I have conducted the research based on the literature review concept and one-on-one interviews with selected leading ICT firms. I used the literature as a demand-supply market analytical approach and one-on-one interviews as a validation tool. I found many points of evidence that Canada’s ICT sector is suffering from a talent shortage in certain areas. The participants acknowledged this conclusion and summarized the challenges as: “finding the right skills, at the right time”, “hiring candidates with 5+ years of experience” and “finding a hire with IT skills as well as other domain knowledge and experience”
In terms of what causes this problem, the study identified five main reasons: the lack of up-to-date and detailed labour market information; the continuous and rapid growth in the ICT sector; declining enrolment in ICT-related undergraduate programs; Canada’s aging population and, finally, the government’s immigration policies.

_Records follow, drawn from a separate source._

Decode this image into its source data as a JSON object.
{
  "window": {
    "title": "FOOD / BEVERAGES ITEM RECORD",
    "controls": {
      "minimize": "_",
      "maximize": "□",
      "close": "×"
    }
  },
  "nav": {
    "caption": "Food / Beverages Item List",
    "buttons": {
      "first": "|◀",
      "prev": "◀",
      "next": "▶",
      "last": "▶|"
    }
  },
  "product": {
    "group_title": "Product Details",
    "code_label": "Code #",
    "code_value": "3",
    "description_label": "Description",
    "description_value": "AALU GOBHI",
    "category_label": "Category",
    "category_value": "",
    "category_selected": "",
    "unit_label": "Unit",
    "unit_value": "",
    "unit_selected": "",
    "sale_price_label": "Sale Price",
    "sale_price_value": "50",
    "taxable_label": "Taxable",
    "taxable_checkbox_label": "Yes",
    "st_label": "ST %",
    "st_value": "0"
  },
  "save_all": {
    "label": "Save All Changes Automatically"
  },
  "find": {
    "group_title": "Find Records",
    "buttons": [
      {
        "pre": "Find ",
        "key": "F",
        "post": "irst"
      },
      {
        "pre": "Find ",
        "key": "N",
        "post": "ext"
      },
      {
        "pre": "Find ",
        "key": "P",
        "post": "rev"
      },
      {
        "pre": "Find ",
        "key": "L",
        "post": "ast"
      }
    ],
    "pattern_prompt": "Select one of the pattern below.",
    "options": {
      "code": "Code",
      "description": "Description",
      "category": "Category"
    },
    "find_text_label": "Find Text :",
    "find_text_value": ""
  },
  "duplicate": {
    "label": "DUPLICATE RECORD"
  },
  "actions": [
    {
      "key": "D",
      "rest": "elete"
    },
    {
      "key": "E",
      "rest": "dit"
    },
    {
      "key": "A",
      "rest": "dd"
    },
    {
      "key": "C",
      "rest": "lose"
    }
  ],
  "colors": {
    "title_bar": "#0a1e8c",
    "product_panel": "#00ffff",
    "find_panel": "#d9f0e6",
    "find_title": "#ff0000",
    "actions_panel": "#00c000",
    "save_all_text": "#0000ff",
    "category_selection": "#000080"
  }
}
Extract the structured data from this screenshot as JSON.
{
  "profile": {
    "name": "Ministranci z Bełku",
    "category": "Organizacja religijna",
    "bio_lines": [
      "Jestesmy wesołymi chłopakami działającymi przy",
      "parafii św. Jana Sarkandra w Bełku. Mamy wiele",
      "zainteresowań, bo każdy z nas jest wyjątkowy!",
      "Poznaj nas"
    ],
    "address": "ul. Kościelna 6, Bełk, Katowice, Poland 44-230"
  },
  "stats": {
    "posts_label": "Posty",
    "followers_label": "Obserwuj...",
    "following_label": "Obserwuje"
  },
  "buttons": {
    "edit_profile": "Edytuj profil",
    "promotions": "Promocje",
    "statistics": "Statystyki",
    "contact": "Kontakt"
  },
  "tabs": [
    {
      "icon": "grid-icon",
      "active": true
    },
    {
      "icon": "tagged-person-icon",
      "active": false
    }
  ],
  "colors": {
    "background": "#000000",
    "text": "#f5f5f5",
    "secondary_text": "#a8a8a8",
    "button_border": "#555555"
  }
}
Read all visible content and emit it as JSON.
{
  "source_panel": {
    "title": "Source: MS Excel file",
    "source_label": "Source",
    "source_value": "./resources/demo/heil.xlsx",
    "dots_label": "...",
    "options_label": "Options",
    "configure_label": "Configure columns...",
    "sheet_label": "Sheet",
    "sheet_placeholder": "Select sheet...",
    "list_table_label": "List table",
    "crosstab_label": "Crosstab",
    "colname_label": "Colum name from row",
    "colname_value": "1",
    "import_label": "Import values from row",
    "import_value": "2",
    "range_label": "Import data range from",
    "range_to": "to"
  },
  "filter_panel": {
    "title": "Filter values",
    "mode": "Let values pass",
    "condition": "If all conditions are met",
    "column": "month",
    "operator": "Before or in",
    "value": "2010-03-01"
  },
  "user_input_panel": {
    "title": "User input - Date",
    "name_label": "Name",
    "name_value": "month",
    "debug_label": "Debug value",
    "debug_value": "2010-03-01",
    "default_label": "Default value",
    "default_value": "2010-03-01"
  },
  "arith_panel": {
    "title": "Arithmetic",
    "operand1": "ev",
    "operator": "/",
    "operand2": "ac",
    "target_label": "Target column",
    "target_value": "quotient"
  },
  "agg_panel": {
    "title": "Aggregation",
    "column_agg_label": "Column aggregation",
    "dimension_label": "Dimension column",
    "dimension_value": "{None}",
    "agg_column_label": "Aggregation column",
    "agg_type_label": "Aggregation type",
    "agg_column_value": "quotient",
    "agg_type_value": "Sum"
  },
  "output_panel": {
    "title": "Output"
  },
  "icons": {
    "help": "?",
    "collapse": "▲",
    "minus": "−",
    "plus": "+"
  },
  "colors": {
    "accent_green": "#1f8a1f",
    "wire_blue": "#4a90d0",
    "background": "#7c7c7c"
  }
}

In order to fix these issues, I urged the stakeholders to take actions in the following areas: Education, Diversity, Information and Immigration.
Canada’s education system should be improved to be more dynamic and agile in order to keep pace with the market demand. For example, education institutions should be able to develop and update curriculums quickly to teach new or niche technologies. A core part of the research findings indicate that educators and employers live in parallel and disconnected worlds and a major part of the solution is to bring those worlds together.
Interestingly, even though the majority of undergraduate students across Canada are females, this workforce segment is under-represented in the ICT sector. Therefore, increasing female enrolment in ICT-related post-secondary education should lead to better results than any other workforce segment.
The lack of systematic and frequent aggregation of detailed and up-to-date labour market information often leads to reactive responses and ties the stakeholders’ hands so they can’t be proactive. The government should increase its investment in labour market information. The government should increase direct consultation with the industry – the demand creators – and should have a consistent and reliable approach in analyzing the ICT workforce information.
A significant finding of my research is that Canada’s ICT sector growth will continue to rely heavily on sources of foreign-educated workers. Therefore, the country’s immigration policies should be regularly updated to be fast, agile and consistent with the market demand. The government should invest in speeding up landing talents in Canada, increase consultation with the private sector and create more incentives for international ICT students to stay permanently in the country after graduation.
My MRP was an excellent opportunity to utilize the skills that I gained during the course of my MBA study. I am confident that, after this unique experience, I am now in a better position to pursue a post-MBA position in the field of Information technology business management.
Atef Alqashqish has over 15 years’ experience working in the Information Technology industry. He has worked for an international organization in the capacity of IT Operation Manager. He will be graduating from the MBA MTI (Management of Technology and Innovation) program in the Fall of 2013.